ISIS: TOUGH QUESTIONS IN FOCUS
ISIS: TOUGH QUESTIONS IN FOCUS
By Al Emid Author Journalist Broadcaster
The Glamourous Life of an Author
Yesterday’s news about the downing of a Russian airliner brought into sharp focus several questions, some of which we began confronting after 9/11 and some new ones. American and British authorities tentatively attributed the disaster to a bomb placed on the Russian airliner by someone connected to ISIS or an ISIS affiliate in the Sharm el-Sheikh airport.
The questions need answers even if the accusation eventually proves mistaken. At time of writing, the Egyptian authorities are insisting on reserving judgement in the absence of firm proof.
Governments can be expected to increase surveillance beyond their current levels, collecting even more telephone conversations and internet traffic in bulk than they already accumulate. We will have to grapple more than ever with that blurry and ever-shifting line between public safety and our individual privacy. How much of our privacy are we willing to surrender in the cause of safety?
How do we fight an enemy that has proven its murderous ability off the battlefield time and again? If authorities eventually prove that the tragedy resulted from an onboard bomb it will mean that terrorists have — again – turned an airplane into an instrument of death. How do we win the fight in every airport in the world?
Will air travel become even more trying and vexing than it has become in recent years? Will this tragedy – again even if we eventually find that reports of a bomb on board prove mistaken – lead to higher levels of security at all airports, border crossings and therefore higher costs of travel? Most likely that will happen.
ISIS has called for war on Russia and the United States in response to their air strikes in Syria. Where does the downing of the airliner by ISIS – if eventually confirmed – leave President Barack Obama’s determination to keep American military involvement to a minimum? If this tragedy amounts to a retaliation for Russian bomb strikes in Syria, what will it mean for Russian President Vladimir Putin’s decisions?
And what of Egypt’s role in the ISIS crisis? Western governments see Egypt as a linchpin in their hopes to contain terrorism generally and ISIS and al Qaeda specifically. ISIS will likely continue its current campaign of suicide bombings and shootings aimed at toppling President Abdel Fattah al-Sisi’s government.
And what of President Obama’s belief that peace in Syria means that President Bashir al-Assad has to go? Assad has already had a reprieve of sorts but have recent events served to extend the reprieve?
For both foreign direct investing and retail investing, to what extent will this and the general instability in the Middle East lead to a re-thinking of plans?
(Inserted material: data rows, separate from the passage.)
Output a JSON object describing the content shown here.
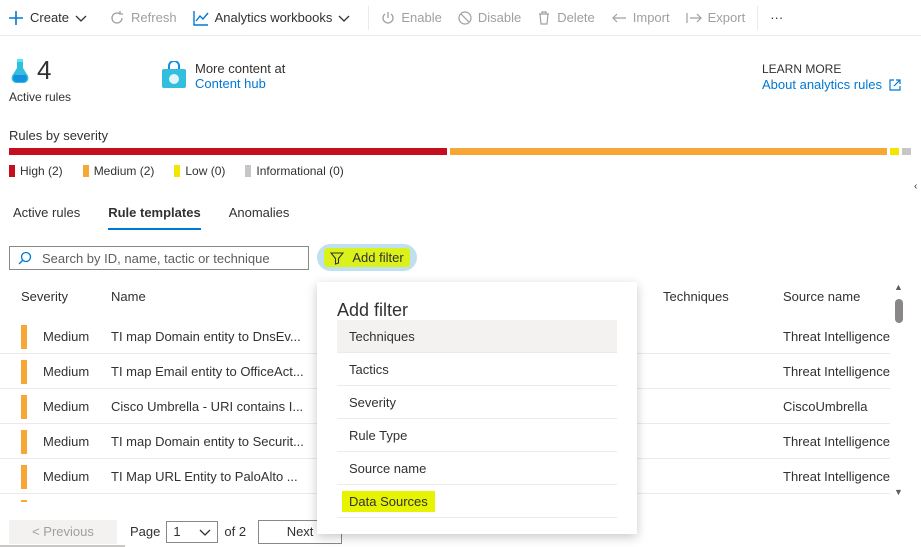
{
  "toolbar": {
    "create": "Create",
    "refresh": "Refresh",
    "workbooks": "Analytics workbooks",
    "enable": "Enable",
    "disable": "Disable",
    "delete": "Delete",
    "import": "Import",
    "export": "Export",
    "more": "···"
  },
  "stats": {
    "count": "4",
    "label": "Active rules"
  },
  "hub": {
    "line1": "More content at",
    "link": "Content hub"
  },
  "learn": {
    "title": "LEARN MORE",
    "link": "About analytics rules"
  },
  "severity": {
    "title": "Rules by severity",
    "legend": [
      {
        "label": "High (2)",
        "color": "#c50f1f"
      },
      {
        "label": "Medium (2)",
        "color": "#f7a735"
      },
      {
        "label": "Low (0)",
        "color": "#f2e600"
      },
      {
        "label": "Informational (0)",
        "color": "#c8c6c4"
      }
    ]
  },
  "tabs": [
    {
      "label": "Active rules",
      "active": false
    },
    {
      "label": "Rule templates",
      "active": true
    },
    {
      "label": "Anomalies",
      "active": false
    }
  ],
  "search": {
    "placeholder": "Search by ID, name, tactic or technique"
  },
  "add_filter": "Add filter",
  "table": {
    "headers": {
      "severity": "Severity",
      "name": "Name",
      "techniques": "Techniques",
      "source": "Source name"
    },
    "rows": [
      {
        "severity": "Medium",
        "name": "TI map Domain entity to DnsEv...",
        "source": "Threat Intelligence"
      },
      {
        "severity": "Medium",
        "name": "TI map Email entity to OfficeAct...",
        "source": "Threat Intelligence"
      },
      {
        "severity": "Medium",
        "name": "Cisco Umbrella - URI contains I...",
        "source": "CiscoUmbrella"
      },
      {
        "severity": "Medium",
        "name": "TI map Domain entity to Securit...",
        "source": "Threat Intelligence"
      },
      {
        "severity": "Medium",
        "name": "TI Map URL Entity to PaloAlto ...",
        "source": "Threat Intelligence"
      }
    ]
  },
  "pager": {
    "prev": "< Previous",
    "page": "Page",
    "current": "1",
    "of": "of 2",
    "next": "Next"
  },
  "popup": {
    "title": "Add filter",
    "items": [
      "Techniques",
      "Tactics",
      "Severity",
      "Rule Type",
      "Source name",
      "Data Sources"
    ]
  },
  "colors": {
    "accent": "#0078d4",
    "highlight": "#e6f400"
  }
}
Foreign direct investors – businesses setting up large operations, making acquisitions or embarking on joint ventures will pause for thought when considering this region. The recent agreement between Iran and the P5+1 powers means that one of the world’s few remaining closed economies could become open for business and companies such as Shell plan to move as quickly as possible. Are these plans going to continue? On the retail side of investing will investors shy away from investing in this region?
And what does the future hold, starting in January 2017? None of the men and women currently competing for the right to lead the United States and its armed forces has offered a clear plan for confronting the ISIS crisis. President Obama’s policy of ‘strategic patience’ has paid very limited dividends.
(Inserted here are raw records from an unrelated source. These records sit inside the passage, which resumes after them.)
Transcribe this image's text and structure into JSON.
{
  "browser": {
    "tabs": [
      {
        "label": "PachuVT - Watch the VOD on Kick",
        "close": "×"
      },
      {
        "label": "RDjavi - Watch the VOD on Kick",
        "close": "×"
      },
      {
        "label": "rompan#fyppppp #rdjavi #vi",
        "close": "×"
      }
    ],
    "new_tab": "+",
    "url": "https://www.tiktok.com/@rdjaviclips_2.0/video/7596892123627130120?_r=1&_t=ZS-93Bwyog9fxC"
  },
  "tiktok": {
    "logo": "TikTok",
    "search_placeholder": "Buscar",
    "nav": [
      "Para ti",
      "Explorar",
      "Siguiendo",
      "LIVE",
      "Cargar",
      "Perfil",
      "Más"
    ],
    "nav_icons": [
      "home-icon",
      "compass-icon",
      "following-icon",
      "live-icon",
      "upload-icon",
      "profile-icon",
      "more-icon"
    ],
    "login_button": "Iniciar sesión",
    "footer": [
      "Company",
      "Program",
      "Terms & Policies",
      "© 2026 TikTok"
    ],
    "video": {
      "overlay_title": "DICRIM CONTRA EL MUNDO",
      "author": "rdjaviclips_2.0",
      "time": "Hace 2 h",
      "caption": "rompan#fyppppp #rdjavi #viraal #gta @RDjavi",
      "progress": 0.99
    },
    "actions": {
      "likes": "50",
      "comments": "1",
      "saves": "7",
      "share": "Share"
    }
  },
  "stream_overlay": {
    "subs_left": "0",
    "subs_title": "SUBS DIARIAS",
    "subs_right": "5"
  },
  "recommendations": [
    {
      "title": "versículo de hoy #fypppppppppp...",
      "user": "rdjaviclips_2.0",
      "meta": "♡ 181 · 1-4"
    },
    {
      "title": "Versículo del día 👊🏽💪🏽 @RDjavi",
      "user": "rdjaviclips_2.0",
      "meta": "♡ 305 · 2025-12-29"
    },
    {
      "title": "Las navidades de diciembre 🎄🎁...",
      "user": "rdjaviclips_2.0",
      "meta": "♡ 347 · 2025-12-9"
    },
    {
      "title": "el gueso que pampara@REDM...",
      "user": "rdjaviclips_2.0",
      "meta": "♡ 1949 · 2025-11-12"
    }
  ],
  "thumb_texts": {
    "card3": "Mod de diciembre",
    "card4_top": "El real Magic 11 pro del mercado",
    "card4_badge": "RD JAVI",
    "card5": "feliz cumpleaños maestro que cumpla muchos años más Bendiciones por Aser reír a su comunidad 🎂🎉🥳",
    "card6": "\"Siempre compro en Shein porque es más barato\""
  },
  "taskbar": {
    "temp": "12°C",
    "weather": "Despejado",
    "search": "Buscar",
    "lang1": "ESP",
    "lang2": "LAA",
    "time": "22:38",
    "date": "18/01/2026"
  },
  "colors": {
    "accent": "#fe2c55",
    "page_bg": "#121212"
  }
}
Not all of the questions have desultory or quirky answers. Contrary to an assumption that I sometimes encounter, the entire Middle East is not in flames. The countries of the Gulf – including the seven city-states of United Arab Emirates, Kuwait, Bahrain and Qatar still retain their ‘safe haven’ status, attracting huge flows of human and financial capital.
Al Emid’s fifth book entitled What You Need to Know About ISIS – Terror, Religion, War and the Caliphate and set for release by Quidne Press behind the news about ISIS and what might lie ahead. He has begun developing a follow-up book set for release in 2016.